Your objective: In the following material, identify every line holding the string "description" and return it.

Material provided: Begin

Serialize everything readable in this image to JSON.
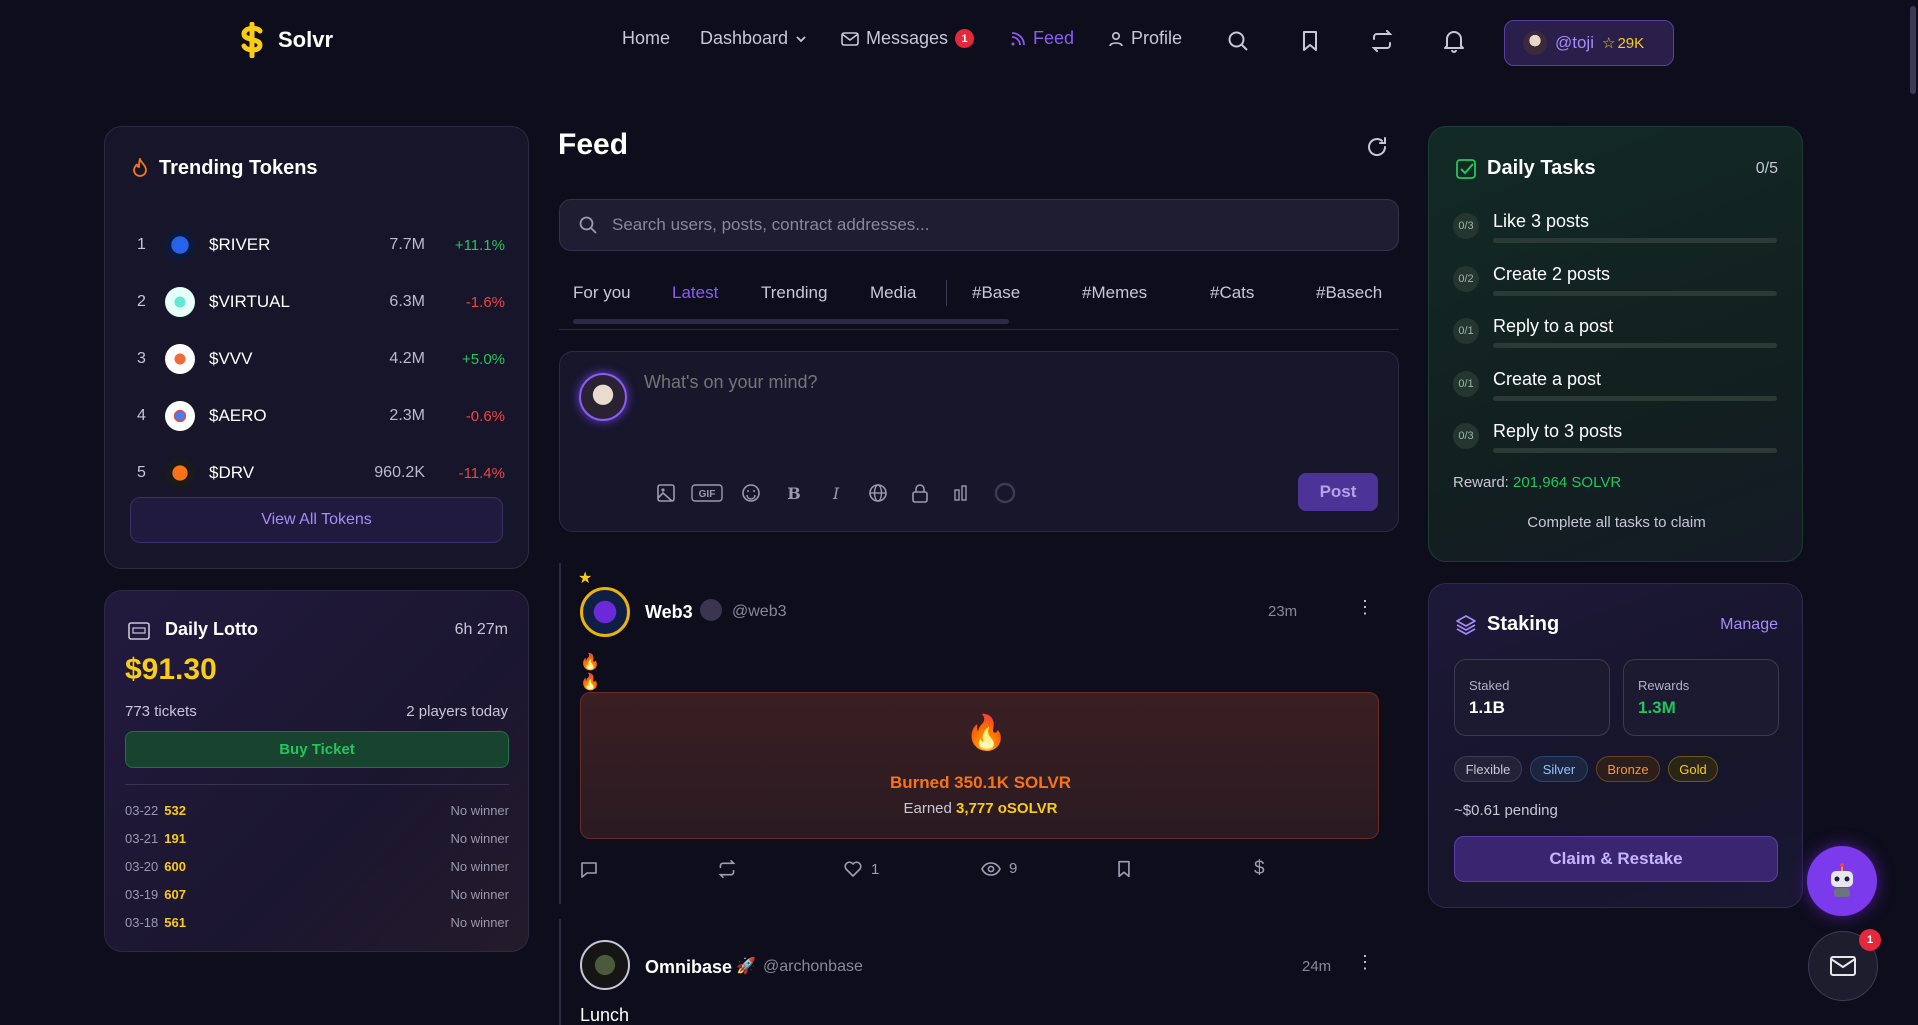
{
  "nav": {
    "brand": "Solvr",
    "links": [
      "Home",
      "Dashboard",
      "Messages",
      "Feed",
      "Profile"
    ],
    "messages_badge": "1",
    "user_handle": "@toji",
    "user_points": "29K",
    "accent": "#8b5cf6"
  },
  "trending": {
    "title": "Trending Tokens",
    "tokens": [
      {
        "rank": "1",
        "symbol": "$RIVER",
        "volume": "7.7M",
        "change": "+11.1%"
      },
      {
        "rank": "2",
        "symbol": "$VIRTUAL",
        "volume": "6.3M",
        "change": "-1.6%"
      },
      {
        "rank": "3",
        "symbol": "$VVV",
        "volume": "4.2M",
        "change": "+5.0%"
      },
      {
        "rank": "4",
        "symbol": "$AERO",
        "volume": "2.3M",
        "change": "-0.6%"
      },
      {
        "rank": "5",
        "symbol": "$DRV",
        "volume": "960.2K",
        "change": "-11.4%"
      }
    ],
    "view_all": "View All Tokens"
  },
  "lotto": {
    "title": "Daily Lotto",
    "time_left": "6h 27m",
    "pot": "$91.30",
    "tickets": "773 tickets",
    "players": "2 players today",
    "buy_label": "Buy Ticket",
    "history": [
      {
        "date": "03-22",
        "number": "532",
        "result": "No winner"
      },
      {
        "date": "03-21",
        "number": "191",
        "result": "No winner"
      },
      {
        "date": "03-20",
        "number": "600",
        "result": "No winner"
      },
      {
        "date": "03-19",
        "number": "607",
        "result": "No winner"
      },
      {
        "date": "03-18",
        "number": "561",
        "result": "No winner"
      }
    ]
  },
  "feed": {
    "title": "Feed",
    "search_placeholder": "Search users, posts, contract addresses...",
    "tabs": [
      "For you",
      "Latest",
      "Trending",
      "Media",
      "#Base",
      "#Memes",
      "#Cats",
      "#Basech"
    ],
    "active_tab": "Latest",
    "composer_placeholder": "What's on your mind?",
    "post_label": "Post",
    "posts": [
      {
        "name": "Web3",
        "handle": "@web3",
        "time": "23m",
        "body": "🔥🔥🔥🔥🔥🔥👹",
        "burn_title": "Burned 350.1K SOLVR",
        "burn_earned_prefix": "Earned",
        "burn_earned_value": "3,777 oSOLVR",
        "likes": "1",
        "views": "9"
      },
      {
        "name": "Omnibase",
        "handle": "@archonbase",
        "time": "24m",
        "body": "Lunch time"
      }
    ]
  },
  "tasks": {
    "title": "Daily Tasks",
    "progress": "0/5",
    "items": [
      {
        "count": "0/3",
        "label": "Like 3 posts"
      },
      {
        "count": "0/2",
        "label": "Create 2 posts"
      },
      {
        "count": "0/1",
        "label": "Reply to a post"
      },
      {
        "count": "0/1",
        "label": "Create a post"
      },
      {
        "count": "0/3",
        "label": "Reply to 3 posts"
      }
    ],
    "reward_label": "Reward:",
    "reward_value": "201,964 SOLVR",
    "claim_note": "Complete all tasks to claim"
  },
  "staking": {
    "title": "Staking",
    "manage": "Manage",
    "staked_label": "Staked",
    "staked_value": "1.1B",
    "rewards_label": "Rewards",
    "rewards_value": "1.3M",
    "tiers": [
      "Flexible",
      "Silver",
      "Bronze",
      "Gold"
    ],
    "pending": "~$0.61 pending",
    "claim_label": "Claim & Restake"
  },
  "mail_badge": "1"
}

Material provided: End
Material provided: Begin

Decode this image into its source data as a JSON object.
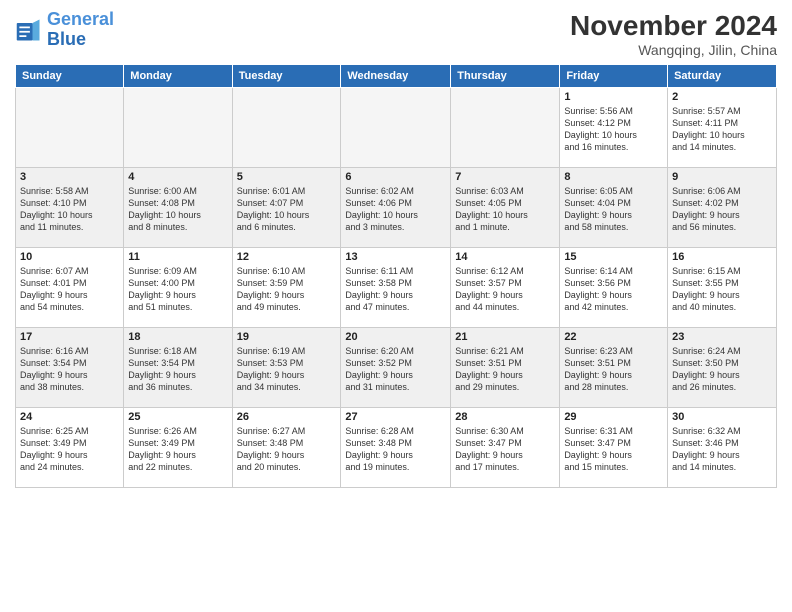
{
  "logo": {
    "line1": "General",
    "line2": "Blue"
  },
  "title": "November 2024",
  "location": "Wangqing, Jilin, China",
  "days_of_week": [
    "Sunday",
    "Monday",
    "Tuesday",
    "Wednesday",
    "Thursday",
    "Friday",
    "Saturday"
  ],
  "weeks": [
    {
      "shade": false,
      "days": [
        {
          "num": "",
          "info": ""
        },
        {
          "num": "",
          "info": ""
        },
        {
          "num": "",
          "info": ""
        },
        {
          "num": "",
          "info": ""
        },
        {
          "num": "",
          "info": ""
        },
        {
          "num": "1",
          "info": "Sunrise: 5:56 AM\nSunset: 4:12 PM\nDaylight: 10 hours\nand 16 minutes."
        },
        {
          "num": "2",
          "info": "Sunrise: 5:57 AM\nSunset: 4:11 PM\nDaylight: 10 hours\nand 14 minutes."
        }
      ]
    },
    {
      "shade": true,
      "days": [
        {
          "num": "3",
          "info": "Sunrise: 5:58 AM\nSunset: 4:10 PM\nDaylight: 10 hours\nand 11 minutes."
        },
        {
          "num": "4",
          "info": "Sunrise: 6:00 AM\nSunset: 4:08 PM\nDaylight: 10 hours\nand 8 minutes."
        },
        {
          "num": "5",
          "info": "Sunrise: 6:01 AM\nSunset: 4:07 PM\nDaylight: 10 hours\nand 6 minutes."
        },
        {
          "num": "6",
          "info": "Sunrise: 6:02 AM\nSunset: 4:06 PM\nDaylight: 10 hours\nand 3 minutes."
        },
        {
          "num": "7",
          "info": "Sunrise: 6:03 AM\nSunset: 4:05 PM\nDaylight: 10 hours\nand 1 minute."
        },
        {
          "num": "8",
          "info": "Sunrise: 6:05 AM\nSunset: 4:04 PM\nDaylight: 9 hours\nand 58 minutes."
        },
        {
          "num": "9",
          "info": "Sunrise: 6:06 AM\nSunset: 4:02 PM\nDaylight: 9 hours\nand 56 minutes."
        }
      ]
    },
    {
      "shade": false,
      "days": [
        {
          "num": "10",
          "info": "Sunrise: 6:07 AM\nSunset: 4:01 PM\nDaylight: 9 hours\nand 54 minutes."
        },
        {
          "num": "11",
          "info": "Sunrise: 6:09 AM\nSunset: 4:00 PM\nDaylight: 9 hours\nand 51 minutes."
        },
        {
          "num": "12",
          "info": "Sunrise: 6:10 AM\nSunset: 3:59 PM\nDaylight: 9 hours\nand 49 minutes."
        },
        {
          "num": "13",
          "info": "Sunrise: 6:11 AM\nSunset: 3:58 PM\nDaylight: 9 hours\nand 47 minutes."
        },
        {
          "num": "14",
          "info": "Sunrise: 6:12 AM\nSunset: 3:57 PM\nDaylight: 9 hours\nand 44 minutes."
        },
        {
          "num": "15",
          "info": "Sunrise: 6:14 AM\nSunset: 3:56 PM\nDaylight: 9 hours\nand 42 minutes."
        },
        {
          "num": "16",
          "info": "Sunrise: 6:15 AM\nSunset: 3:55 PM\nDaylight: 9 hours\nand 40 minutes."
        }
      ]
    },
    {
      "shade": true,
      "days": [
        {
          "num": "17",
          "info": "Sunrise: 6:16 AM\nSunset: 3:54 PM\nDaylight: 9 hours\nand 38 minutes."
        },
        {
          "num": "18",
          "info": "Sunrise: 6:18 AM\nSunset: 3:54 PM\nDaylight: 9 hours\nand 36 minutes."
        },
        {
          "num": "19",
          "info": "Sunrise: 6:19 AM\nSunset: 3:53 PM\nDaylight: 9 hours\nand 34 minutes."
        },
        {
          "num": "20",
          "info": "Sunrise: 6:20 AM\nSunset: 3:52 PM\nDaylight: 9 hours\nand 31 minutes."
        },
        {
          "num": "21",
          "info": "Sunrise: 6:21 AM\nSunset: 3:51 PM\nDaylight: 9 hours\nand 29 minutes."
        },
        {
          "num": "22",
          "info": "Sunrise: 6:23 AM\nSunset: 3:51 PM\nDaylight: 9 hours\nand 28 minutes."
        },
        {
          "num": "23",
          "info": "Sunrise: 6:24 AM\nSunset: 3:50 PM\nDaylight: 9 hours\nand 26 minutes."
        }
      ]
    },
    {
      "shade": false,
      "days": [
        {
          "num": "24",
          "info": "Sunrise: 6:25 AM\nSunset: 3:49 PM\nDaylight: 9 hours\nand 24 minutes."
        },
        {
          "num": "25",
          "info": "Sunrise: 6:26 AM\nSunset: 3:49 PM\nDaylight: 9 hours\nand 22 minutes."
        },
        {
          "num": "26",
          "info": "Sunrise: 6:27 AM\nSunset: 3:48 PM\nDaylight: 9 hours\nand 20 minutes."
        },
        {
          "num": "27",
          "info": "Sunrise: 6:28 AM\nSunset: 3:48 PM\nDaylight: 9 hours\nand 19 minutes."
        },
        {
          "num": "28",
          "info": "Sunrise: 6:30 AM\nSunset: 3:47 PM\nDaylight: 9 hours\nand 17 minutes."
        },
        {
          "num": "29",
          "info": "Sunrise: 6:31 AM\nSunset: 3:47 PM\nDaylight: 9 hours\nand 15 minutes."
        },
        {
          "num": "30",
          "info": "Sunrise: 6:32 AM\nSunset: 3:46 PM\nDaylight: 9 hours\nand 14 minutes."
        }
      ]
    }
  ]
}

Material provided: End
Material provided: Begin

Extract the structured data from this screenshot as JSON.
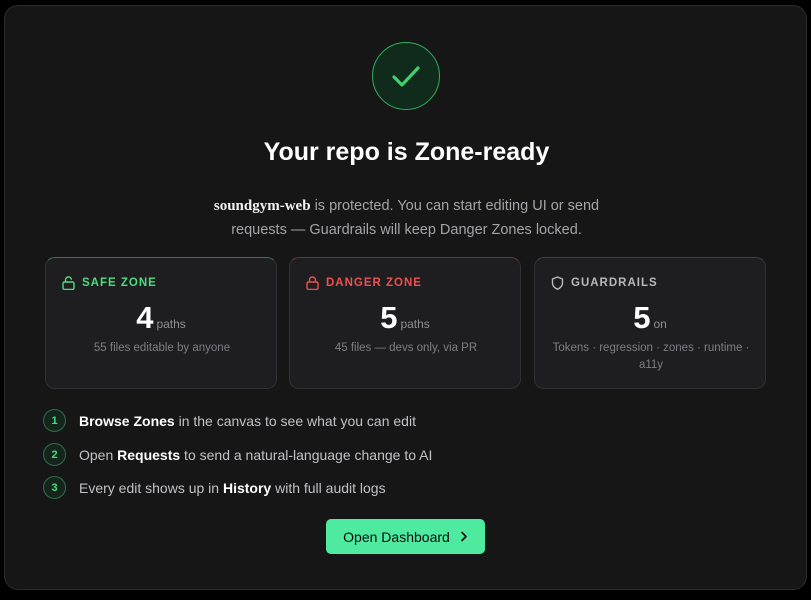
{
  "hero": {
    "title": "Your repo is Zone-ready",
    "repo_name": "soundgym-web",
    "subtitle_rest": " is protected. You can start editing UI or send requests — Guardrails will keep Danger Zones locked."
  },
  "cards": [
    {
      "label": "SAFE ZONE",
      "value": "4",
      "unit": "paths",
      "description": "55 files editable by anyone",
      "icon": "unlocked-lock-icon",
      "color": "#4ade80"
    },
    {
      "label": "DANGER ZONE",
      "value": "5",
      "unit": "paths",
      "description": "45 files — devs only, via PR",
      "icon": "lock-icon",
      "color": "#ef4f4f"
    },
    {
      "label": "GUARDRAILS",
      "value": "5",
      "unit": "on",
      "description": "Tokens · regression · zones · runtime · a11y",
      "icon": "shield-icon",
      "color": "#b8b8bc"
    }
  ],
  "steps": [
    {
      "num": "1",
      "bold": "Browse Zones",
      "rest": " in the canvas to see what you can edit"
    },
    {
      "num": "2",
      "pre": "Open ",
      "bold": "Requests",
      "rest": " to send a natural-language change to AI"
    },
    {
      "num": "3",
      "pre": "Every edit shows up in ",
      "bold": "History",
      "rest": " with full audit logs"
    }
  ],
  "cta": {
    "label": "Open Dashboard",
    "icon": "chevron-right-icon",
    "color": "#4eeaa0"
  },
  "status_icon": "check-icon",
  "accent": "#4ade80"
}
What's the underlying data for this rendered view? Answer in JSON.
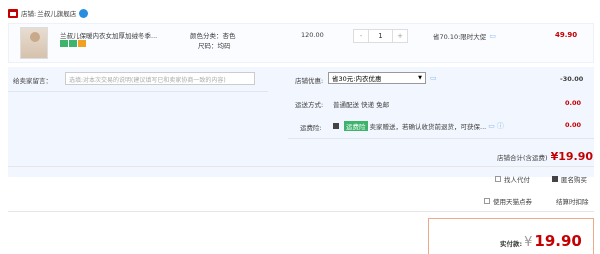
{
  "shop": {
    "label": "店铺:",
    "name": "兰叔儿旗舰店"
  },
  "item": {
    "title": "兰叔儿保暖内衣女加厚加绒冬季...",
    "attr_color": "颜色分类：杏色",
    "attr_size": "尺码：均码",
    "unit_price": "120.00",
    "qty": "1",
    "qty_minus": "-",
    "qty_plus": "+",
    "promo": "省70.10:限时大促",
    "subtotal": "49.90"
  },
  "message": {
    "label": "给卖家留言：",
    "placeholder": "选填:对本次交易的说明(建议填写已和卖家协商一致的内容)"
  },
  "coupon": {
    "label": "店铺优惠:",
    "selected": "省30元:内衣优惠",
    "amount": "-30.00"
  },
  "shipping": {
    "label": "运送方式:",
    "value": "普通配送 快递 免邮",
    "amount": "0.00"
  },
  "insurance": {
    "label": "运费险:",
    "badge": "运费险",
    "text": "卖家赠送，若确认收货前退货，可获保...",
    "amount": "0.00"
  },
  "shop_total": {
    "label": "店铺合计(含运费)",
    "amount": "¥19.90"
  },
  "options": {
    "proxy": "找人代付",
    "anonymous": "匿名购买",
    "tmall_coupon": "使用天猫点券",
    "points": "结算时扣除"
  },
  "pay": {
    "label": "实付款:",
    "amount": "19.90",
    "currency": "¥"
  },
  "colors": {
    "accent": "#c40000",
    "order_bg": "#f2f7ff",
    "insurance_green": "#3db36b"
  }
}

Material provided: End

Finished task:
      "description": "55 files editable by anyone",
      "description": "45 files — devs only, via PR",
      "description": "Tokens · regression · zones · runtime · a11y",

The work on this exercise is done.